Generation of small molecule descriptors and sequence alignment-based descriptors of the protein active site has afforded the training of a highly predictive random forest classification model when validated on an external test set (balanced accuracy = 0.85, ROC AUC = 0.96). Furthermore, conformal predictions were used to provide an applicability domain for the models which were also validated using leave-one-group-out analyses and benchmarked against QSAR methods. Feature importance is used to highlight key binding site residues and their properties presenting as selectivity “hotspots”, which have been validated with literature observations. The model is being experimentally validated.
 Ferri, E.; Petosa, C.; McKenna, C. E. Biochem. Pharmacol. 2016, 106, 1–18. & http://pubs.rsc.org/en/content/articlelanding/2015/md/c4md00216d#!divAbstract
Prof. Jonathan Essex (Uni Southampton)
Title: Ligand pre-organisation – how well can computer simulations reproduce experimental conformational ensembles?
Abstract: In this presentation we will report the simulation and analysis of the solution-phase conformational ensembles of four inhibitors of the human fatty acid synthase. The ensembles are generated using replica exchange enhanced sampling molecular dynamics approaches for two force fields, and analysed using a combination of dihedral and Cartesian space clustering, and principal components analysis. These ensembles are compared to experimental data derived using NMR by C4X. We find that while the simulations are able to identify all the conformations found by NMR, their relative populations are in less satisfactory agreement. The use of these ensembles in terms of optimising ligand binding will be discussed

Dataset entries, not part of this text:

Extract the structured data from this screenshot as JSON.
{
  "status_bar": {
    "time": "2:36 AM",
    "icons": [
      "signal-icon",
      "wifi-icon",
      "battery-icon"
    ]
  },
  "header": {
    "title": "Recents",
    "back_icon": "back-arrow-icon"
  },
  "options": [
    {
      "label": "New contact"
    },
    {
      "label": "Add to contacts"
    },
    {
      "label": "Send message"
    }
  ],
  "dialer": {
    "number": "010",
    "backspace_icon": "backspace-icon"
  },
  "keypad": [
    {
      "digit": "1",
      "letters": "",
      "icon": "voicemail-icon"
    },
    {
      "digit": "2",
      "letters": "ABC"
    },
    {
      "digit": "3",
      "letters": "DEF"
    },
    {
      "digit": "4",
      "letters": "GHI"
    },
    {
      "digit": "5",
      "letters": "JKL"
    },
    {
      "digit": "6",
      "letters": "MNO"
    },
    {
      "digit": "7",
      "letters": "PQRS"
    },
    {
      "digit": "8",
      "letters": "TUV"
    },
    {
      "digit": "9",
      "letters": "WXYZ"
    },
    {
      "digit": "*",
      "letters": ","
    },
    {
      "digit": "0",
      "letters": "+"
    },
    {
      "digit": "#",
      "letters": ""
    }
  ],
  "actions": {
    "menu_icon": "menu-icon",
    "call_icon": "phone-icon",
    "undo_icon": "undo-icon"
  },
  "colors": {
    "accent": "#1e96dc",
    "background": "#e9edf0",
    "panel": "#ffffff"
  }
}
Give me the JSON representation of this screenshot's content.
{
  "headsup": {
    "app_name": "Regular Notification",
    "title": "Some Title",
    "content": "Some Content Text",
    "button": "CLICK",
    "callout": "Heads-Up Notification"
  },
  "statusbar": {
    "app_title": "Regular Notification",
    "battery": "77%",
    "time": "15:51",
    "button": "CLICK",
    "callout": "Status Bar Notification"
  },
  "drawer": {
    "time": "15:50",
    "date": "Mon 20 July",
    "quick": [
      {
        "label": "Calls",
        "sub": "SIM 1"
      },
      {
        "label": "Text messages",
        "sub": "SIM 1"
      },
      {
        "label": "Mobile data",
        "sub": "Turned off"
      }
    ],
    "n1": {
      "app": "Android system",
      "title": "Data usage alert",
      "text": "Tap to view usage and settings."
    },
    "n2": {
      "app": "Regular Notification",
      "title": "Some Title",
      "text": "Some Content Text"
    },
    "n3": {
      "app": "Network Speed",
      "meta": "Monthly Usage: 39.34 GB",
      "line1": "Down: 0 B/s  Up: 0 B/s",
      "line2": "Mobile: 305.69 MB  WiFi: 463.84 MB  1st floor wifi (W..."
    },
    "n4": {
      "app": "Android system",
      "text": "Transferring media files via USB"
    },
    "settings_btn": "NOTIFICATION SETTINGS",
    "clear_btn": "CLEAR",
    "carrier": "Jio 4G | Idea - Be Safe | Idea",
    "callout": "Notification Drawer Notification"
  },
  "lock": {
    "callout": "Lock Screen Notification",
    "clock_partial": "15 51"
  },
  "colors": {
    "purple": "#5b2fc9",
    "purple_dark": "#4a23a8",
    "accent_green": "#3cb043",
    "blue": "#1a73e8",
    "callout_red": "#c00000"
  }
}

Title: The importance of NMR driven experimental conformational analysis in Drug Design